The city’s electrical vehicle community supports expanding charging stations citywide but at the July 25 Council meeting, drivers rallied in opposition to the proposed construction of several charging stations in the city’s beach adjacent lots.
At issue last week was a proposal pilot program with Southern California Edison to install chargers in the Civic Center parking lot and in the beach lots.
Local drivers praised the City’s ongoing efforts to support electric vehicles but as a group, said the City hasn’t done enough to provide public chargers for residents and that resources should be focused on facilitating charging for residents of multifamily housing.
City Manager Rick Cole acknowledged the city doesn’t have adequate charging facilities in the community and he said the city is working on expanding locations citywide. He said the beach proposal was a result of requirements imposed by the agreement with Edison.
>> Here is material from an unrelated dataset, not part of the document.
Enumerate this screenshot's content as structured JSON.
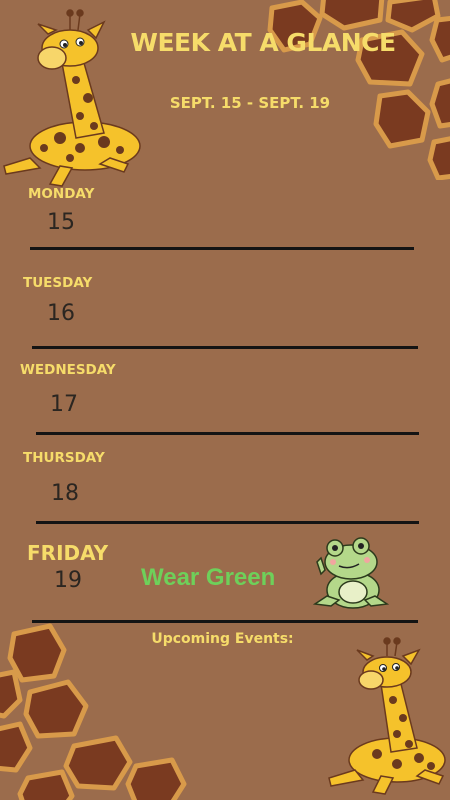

Under the terms of the pilot program, the utility company pays for infrastructure improvements necessary to install electrical vehicle chargers. However, the rules of the program require a minimum of 10 spaces and prohibit those ten from removing more than 4 percent from the total lot.
In Santa Monica, that limited the options to the Civic Center, Beach lots and the city’s downtown garages. The Downtown lots can’t accommodate other requirements of the program such as construction of new disabled charging stations and the city was left with the Civic Center and the Beach.
“This means Edison will only extend this to very, very large lots. So, it’s great for Dodger stadium, it’s great for the beach, it’s great for a college or a high school,” he said. “It’s not particular good for the kind of thing we want to do which is get chargers out into our neighborhoods and or into our local parks,” he said.
However, given the community opposition to the plan, Cole said staff would drop plans to install chargers at the beach lot and instead ask Edison to revise the program.
“It would be our recommendation, a revised recommendation to you tonight, to proceed forward to applying to Edison for the grant for the civic center parking structure, to give us authority to apply for additional chargers if Edison is willing to flex, which we don’t think they will, but if they were willing to flex to achieve chargers that would more directly benefit residents throughout our community,” he said. “That would be our revised recommendation to drop the beach lot based on the fact that it’s a fairly expensive for relatively small returns at this stage to our community.”
New EV driver Paul Rosenstein said he had to adapt when he purchased an electric car.
“I suddenly have to learn all about the charging issue which is no insignificant issue when you have an electric vehicle,” he said.
He said the beach lot is fraught with problems for locals including a fee to enter the lot, a lack of overnight access and distance from homes.
Resident William Claiborn said it was great that the city was working on EV chargers but said given the majority of residents live in multi-unit housing, the city should find a way to faciliatate charging for those residents.
“The placement of these things is best in places where people who are residents can get to them and parking lots, paid parking lots, are not really those places, they are basically tourist places,” he said.
City Hall is also working on an Electric Vehicle Action Plan.
The document will provide a review of existing policies, plans and programs to support charging infrastructure on a state and regional level. Discuss recommended policy priorities to address current problems with EV Charging and EV utilization. Provide an implementation plan for all policy priorities that will require collaboration between various City departments and divisions, Southern California Edison, the City’s selected EVSE service provider, and community stakeholders and include appendices with resources including maps on current and proposed EV charging infrastructure and detailed material on multi-family unit dwelling (MUD) installation case studies and best practices.
Planning Commission saw a first draft of the plan in July and the document will make the rounds at various boards and commissions with the goal of a final draft appearing before the council in October.